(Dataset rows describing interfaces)
::::

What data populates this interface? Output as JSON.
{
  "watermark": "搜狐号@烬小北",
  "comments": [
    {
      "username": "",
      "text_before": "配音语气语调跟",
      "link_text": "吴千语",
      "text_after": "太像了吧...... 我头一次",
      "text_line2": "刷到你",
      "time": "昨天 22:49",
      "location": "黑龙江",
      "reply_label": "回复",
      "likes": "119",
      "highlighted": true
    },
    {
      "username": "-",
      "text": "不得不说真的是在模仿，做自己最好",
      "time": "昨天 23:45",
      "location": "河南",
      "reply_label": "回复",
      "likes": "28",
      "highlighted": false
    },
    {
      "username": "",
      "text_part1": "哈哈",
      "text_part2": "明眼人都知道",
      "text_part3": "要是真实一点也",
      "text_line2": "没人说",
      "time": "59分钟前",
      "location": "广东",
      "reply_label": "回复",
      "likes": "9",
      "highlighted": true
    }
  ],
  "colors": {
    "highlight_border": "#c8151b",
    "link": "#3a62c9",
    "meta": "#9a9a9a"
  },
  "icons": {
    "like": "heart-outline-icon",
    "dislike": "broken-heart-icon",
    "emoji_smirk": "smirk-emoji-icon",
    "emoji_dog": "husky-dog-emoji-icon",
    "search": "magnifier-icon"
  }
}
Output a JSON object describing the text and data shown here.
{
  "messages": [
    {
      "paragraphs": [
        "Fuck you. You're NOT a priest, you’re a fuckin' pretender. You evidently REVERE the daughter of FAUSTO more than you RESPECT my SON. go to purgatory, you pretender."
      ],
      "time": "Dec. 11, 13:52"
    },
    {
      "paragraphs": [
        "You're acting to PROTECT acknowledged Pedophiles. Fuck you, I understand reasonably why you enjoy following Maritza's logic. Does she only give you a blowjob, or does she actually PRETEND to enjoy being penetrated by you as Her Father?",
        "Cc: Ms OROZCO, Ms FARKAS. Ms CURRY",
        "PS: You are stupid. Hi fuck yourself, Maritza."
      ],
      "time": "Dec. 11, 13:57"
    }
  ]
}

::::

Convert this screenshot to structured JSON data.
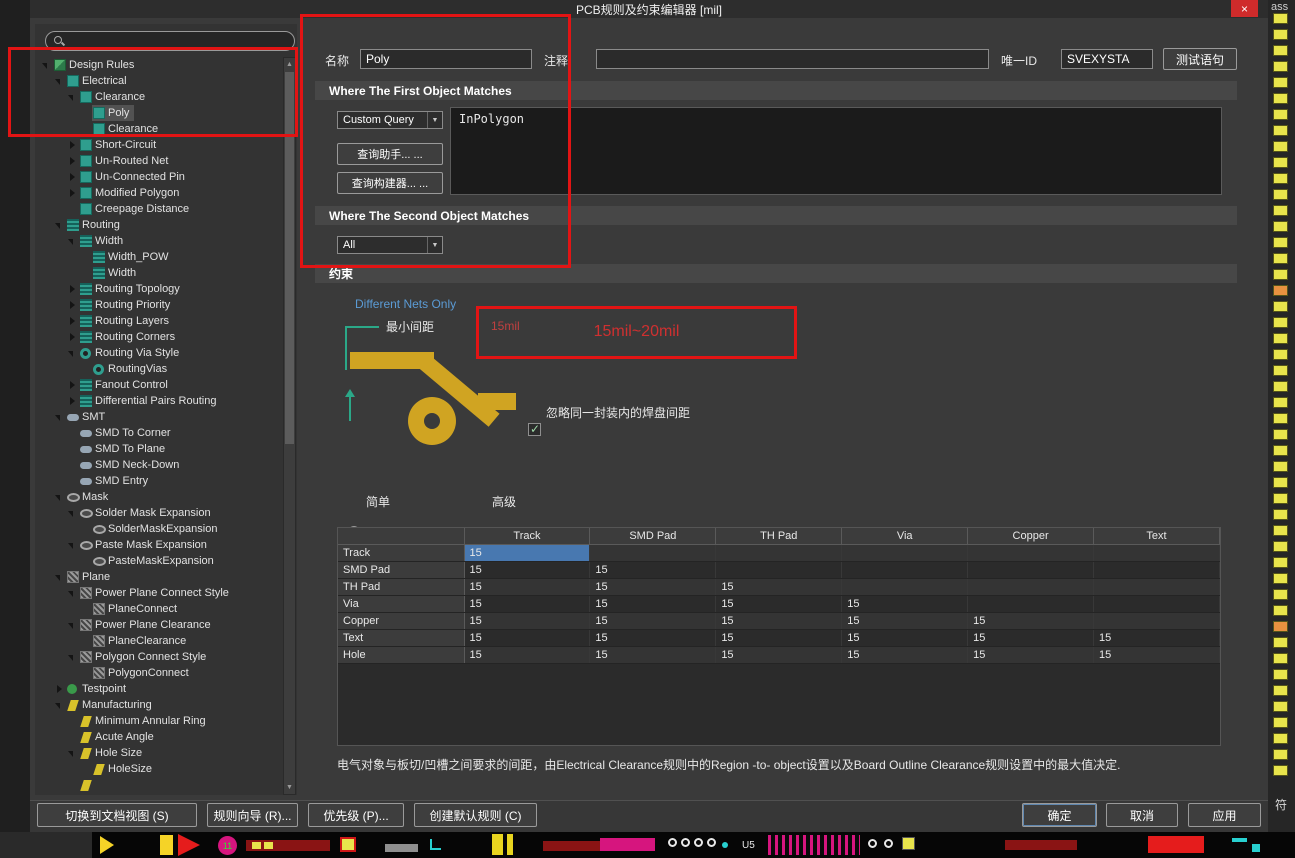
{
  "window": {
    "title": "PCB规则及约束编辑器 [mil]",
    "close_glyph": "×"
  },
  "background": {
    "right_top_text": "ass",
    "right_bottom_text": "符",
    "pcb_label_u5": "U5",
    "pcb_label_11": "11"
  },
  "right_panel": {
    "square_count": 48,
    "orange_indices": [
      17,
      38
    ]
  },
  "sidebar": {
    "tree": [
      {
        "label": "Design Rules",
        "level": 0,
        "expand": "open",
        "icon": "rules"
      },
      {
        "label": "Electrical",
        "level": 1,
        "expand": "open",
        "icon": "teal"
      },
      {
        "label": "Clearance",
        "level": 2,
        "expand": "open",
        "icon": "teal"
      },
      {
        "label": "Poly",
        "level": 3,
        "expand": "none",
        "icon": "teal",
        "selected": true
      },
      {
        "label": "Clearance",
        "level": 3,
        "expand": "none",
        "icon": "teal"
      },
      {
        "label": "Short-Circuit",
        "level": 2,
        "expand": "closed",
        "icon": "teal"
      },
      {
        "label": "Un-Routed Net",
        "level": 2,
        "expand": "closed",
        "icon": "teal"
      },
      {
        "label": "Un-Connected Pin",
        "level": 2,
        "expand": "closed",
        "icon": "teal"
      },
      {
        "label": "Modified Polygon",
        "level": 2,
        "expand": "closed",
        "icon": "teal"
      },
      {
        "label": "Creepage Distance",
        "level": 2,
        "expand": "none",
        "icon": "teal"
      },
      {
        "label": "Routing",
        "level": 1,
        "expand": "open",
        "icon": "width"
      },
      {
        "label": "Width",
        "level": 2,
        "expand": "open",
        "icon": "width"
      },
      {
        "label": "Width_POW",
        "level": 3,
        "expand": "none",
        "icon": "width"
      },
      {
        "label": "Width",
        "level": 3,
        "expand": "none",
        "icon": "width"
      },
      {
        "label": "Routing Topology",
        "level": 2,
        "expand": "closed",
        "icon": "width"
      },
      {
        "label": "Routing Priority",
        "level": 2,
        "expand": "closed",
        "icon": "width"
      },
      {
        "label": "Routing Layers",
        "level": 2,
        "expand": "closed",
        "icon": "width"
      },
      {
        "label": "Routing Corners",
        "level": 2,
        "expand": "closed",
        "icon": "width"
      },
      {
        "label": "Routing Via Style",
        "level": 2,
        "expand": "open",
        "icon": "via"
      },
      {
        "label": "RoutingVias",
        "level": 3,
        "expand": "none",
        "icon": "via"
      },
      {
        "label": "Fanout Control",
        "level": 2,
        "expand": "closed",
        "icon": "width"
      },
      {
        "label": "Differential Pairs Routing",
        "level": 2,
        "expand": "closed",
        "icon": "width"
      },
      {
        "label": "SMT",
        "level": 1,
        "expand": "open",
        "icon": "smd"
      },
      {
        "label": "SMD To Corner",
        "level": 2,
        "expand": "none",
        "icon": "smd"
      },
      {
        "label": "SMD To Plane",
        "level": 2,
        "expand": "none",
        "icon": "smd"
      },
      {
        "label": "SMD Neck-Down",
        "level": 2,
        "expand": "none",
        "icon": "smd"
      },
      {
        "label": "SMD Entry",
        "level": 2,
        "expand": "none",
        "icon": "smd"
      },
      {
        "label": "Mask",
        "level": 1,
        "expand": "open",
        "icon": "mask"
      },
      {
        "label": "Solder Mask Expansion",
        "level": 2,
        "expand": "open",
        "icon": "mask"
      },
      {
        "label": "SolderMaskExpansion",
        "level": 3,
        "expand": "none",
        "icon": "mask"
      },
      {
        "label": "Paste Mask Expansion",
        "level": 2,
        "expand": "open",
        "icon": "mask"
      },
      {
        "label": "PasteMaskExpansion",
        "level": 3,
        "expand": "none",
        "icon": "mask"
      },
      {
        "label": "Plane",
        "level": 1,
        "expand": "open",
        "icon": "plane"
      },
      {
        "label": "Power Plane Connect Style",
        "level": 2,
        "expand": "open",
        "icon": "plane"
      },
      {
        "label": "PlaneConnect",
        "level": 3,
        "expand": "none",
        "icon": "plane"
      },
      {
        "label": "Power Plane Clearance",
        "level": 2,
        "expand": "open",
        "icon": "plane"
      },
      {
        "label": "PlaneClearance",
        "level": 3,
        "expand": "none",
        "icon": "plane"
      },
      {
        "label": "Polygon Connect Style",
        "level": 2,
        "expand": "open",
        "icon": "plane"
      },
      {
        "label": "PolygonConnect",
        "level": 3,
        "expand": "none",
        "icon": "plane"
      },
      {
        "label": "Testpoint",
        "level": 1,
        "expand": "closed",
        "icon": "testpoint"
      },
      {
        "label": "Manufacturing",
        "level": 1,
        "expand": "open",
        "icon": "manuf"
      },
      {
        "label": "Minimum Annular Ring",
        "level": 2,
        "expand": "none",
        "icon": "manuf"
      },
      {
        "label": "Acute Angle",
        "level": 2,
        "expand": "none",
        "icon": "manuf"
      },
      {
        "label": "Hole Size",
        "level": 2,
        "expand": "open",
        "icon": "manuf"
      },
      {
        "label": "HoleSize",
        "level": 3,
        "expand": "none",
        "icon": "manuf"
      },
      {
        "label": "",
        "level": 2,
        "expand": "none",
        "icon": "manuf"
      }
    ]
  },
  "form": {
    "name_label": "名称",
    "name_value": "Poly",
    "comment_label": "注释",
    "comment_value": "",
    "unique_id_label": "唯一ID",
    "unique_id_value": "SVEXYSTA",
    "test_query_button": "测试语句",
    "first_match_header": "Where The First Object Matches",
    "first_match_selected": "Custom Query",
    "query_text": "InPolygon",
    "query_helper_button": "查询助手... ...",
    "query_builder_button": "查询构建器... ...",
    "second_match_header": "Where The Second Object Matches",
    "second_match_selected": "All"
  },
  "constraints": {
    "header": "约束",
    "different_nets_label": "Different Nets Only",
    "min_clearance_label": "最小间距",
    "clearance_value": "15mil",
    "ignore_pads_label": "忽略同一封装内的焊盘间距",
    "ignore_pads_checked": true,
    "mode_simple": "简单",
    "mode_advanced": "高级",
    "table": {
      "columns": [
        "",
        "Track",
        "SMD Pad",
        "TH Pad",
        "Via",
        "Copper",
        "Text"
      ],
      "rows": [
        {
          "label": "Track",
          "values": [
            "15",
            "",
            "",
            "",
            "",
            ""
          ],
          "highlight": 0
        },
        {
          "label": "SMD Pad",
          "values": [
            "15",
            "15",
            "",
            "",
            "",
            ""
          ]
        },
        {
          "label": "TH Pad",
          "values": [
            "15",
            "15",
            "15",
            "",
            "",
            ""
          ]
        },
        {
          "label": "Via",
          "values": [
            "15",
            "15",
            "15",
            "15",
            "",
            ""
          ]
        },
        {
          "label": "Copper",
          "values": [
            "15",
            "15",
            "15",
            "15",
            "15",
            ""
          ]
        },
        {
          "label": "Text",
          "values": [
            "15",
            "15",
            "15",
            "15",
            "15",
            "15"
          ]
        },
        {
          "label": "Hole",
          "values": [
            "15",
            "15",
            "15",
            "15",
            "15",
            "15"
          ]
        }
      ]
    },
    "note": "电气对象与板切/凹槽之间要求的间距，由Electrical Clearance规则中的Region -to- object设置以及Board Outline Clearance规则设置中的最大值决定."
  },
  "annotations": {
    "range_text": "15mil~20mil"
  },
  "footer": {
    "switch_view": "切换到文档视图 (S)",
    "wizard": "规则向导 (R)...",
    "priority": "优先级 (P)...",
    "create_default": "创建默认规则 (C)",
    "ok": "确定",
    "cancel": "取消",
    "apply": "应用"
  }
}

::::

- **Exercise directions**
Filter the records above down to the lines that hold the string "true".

- **Answer box**
      "highlighted": true
      "highlighted": true
        "selected": true
    "ignore_pads_checked": true,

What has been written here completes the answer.